AIM OF THE EXERCISE: Copy every line from the material below that holds "true".

---*---

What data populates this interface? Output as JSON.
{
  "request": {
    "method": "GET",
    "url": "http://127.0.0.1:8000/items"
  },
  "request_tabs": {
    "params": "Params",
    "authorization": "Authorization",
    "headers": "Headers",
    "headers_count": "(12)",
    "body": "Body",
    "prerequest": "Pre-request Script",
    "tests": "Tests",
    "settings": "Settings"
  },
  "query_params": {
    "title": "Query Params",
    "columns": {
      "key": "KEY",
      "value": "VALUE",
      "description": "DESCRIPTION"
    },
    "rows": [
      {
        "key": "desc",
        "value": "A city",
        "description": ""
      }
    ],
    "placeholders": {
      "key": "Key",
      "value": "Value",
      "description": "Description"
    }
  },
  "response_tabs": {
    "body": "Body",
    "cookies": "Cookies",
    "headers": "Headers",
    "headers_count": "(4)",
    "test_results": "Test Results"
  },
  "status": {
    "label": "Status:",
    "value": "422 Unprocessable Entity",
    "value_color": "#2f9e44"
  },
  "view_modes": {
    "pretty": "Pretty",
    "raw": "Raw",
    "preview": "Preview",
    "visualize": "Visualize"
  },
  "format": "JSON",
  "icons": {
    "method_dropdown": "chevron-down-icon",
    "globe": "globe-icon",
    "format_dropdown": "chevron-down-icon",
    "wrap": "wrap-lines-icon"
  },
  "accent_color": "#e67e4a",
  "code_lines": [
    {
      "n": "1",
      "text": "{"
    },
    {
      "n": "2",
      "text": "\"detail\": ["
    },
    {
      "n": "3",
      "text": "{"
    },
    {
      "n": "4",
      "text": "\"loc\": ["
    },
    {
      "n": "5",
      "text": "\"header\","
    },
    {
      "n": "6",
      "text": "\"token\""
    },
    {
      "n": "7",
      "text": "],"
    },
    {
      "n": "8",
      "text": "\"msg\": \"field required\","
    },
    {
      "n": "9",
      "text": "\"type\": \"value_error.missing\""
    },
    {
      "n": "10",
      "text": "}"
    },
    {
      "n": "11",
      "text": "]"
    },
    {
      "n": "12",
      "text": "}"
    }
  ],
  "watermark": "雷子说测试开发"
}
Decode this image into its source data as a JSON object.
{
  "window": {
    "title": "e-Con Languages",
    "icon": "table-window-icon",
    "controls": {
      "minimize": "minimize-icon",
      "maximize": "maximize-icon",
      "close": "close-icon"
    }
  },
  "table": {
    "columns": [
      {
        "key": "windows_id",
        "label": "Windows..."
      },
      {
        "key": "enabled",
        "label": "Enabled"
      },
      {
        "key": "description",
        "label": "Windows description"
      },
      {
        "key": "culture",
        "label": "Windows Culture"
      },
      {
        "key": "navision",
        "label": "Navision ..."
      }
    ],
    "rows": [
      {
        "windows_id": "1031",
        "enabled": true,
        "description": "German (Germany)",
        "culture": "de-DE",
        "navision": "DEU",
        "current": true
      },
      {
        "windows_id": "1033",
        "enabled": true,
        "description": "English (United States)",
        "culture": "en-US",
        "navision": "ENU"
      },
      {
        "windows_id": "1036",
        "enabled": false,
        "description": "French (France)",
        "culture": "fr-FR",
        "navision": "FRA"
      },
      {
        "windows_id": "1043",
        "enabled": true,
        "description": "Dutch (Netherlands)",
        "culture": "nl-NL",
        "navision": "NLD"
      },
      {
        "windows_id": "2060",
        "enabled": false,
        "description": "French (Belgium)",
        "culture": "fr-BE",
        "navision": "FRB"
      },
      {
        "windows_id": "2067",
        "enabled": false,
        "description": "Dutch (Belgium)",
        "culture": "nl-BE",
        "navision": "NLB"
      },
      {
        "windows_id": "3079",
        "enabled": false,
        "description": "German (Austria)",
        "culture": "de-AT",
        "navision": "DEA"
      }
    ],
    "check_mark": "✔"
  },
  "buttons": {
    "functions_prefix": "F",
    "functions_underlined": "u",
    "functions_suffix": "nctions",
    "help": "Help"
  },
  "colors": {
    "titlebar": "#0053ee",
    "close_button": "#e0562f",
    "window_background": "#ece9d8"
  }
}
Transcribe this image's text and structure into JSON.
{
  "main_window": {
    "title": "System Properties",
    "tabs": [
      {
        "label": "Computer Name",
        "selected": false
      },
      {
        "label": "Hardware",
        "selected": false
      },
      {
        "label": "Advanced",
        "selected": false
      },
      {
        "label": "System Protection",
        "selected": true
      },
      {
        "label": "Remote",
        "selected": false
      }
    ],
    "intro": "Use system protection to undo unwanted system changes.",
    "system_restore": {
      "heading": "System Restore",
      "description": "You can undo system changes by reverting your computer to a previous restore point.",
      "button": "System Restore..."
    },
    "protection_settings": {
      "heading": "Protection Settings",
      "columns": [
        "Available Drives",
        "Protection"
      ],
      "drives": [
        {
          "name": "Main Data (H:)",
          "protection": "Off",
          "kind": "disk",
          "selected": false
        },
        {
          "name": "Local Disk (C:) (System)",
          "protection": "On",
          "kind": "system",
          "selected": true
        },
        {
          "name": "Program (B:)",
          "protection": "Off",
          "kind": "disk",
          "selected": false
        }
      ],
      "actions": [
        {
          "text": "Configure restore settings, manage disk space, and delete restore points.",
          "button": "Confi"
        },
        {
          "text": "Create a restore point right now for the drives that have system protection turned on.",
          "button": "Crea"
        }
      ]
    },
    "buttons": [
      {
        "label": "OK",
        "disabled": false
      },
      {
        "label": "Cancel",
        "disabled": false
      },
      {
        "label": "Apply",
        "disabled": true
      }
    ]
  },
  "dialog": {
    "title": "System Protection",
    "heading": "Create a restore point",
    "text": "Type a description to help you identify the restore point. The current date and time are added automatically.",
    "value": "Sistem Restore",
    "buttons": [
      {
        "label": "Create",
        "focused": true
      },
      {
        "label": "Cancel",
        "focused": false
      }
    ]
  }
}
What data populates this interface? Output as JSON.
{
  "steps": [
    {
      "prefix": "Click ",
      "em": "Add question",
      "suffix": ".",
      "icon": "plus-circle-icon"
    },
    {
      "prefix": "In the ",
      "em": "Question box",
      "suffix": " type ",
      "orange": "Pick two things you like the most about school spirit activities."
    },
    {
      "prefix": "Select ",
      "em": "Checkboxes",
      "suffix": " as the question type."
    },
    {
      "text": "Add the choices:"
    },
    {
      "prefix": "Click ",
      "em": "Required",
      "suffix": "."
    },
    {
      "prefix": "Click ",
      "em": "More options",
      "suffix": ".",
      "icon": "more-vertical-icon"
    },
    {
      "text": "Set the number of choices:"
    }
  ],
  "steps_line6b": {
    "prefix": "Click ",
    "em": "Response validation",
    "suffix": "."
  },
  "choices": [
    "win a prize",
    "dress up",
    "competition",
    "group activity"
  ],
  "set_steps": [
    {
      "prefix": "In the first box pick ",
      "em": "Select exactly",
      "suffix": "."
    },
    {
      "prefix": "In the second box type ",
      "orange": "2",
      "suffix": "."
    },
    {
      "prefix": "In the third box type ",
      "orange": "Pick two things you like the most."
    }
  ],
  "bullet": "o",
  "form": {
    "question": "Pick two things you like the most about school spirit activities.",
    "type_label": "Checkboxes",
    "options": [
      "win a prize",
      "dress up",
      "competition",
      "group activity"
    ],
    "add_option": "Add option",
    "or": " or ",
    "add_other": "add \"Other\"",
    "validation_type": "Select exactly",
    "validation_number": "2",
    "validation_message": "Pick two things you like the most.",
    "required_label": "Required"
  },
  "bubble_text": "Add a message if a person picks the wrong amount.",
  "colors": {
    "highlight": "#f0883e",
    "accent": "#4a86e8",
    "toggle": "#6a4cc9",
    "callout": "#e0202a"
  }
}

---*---

WRITTEN ANSWER:
        "enabled": true,
        "current": true
        "enabled": true,
        "enabled": true,
        "selected": true
          "selected": true
        "disabled": true
        "focused": true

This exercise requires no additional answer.